On Wednesday, SwiftKey launched a new symbol-based assistive communication app running on Android that aims to help “young, non-verbal individuals with special needs,” but can be used by other people, too.
So far, the app is only in beta mode, currently under the protection of SwiftKey Greenhouse , the company’s department for users who want to test apps in development in order to provide feedback before their stable versions make it to the general public.
In the blog post announcing the creation of SwiftKey Symbols, the company also revealed the ultimate purpose of the app: to make it possible for people with talking and learning difficulties to communicate with their friends and family with the help of an accessible, free app.
As far as how the app works, users can build sentences by choosing from various images that exist in separate categories.

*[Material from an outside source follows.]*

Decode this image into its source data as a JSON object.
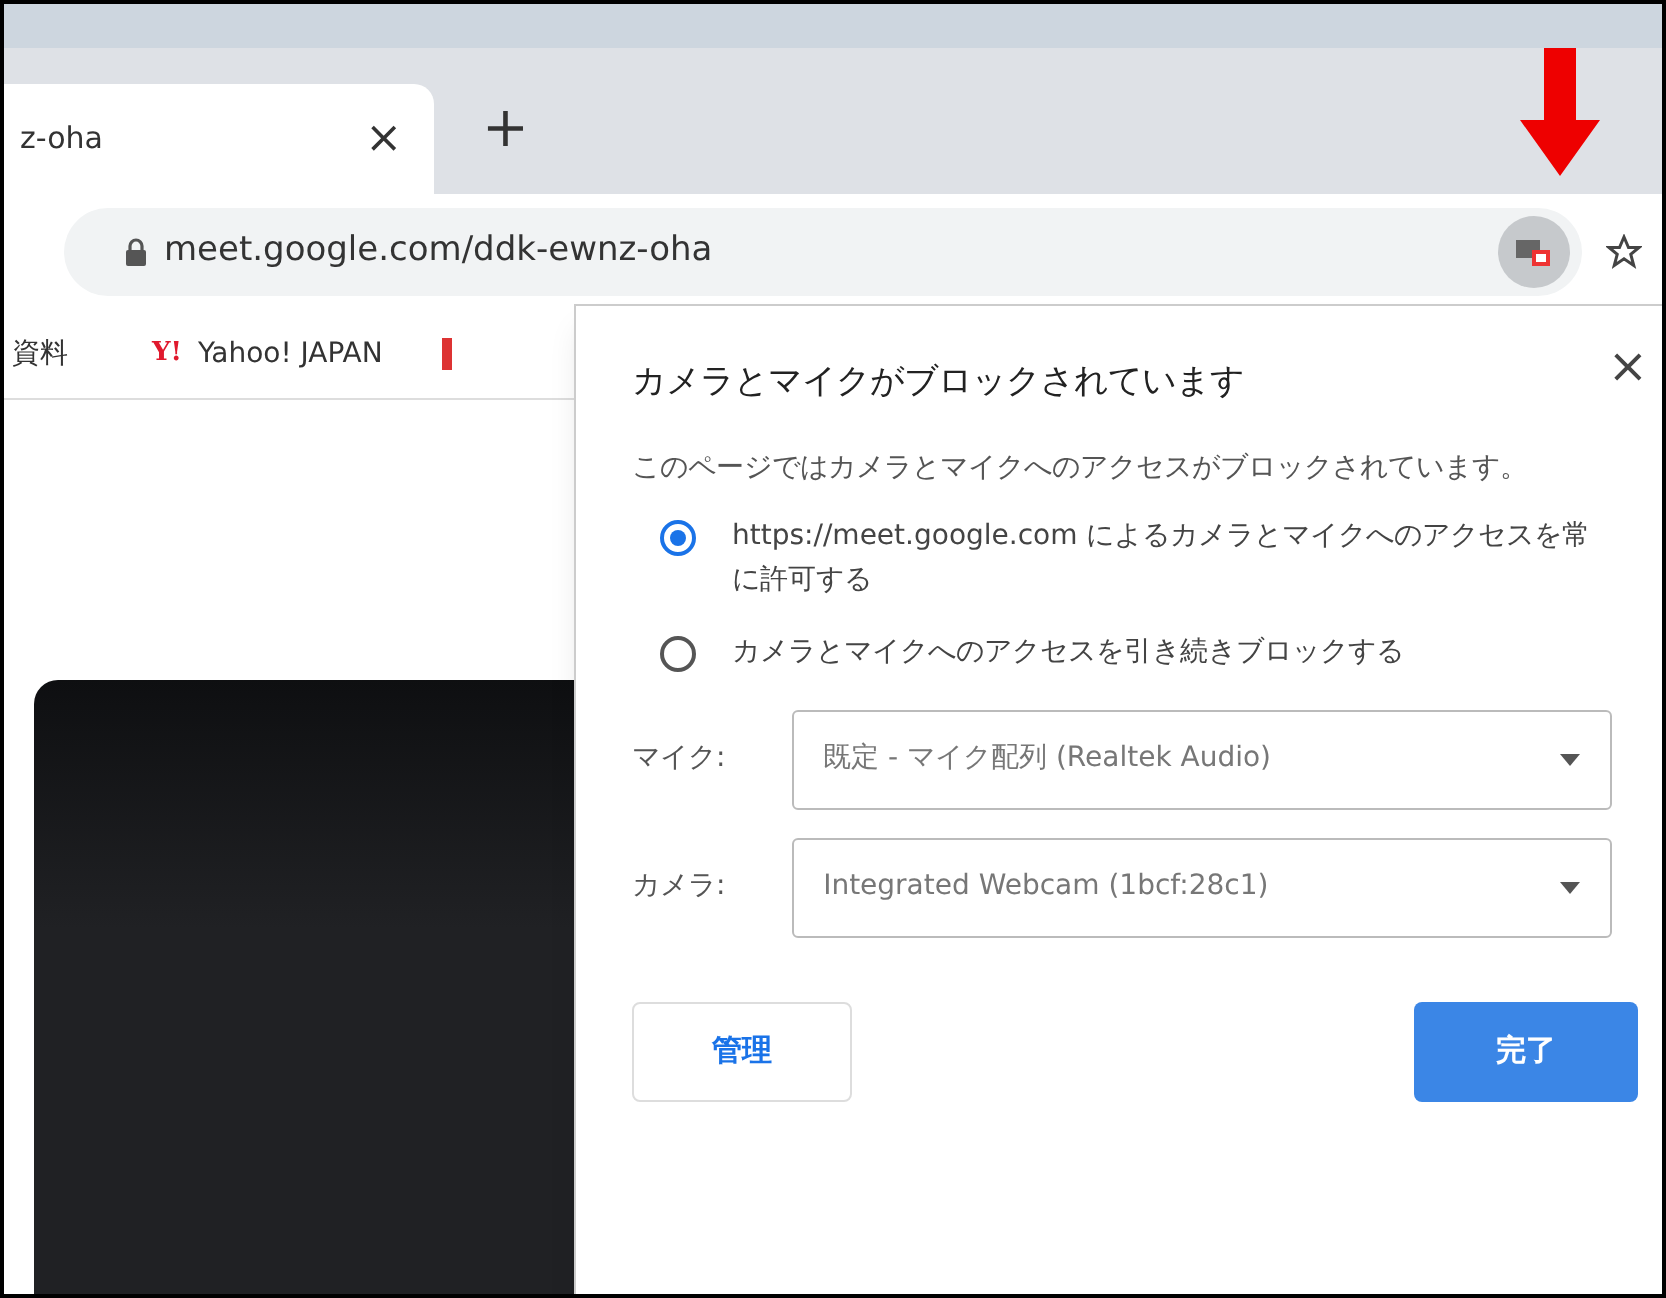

They can also use the prediction bar that works via the SwiftKey SDK, which teaches the app to learn from each individual’s behavior in order to become more relevant.
The app also has the ability of tracking the use of symbols and the preference for one or another depending on the time of day and day of the week; this is another way the app learns which images the user would want to use, and therefore, increase the app’s relevancy in future predictions.
SwiftKey Symbols is also designed to be customizable – users have the ability of adding their own categories and images. At the same time, the app offers the speech-to-text feature to read sentences. For those interested in downloading the app, the SwiftKey website has made it available for all for free.
Earlier this week, SwiftKey updated its app with some new and exciting features, such as an updated emoji panel. The revamped emoji offer adds two free new festive holiday themes for all users, and double-word prediction.
Developers also equipped the app to remember the last used category in order to increase user convenience. The update also includes support for Pinyin, a phonetic software that “transcribes the Mandarin pronunciations of Chinese characters into the Latin alphabet used in China, Taiwan, and Singapore.”
The SwiftKey Symbols app is part of the company’s ongoing project with Stephen Hawking, who uses SwiftKey’s basic technology that allows people with limited mobility to better communicate.
Image Source: El Androide Libre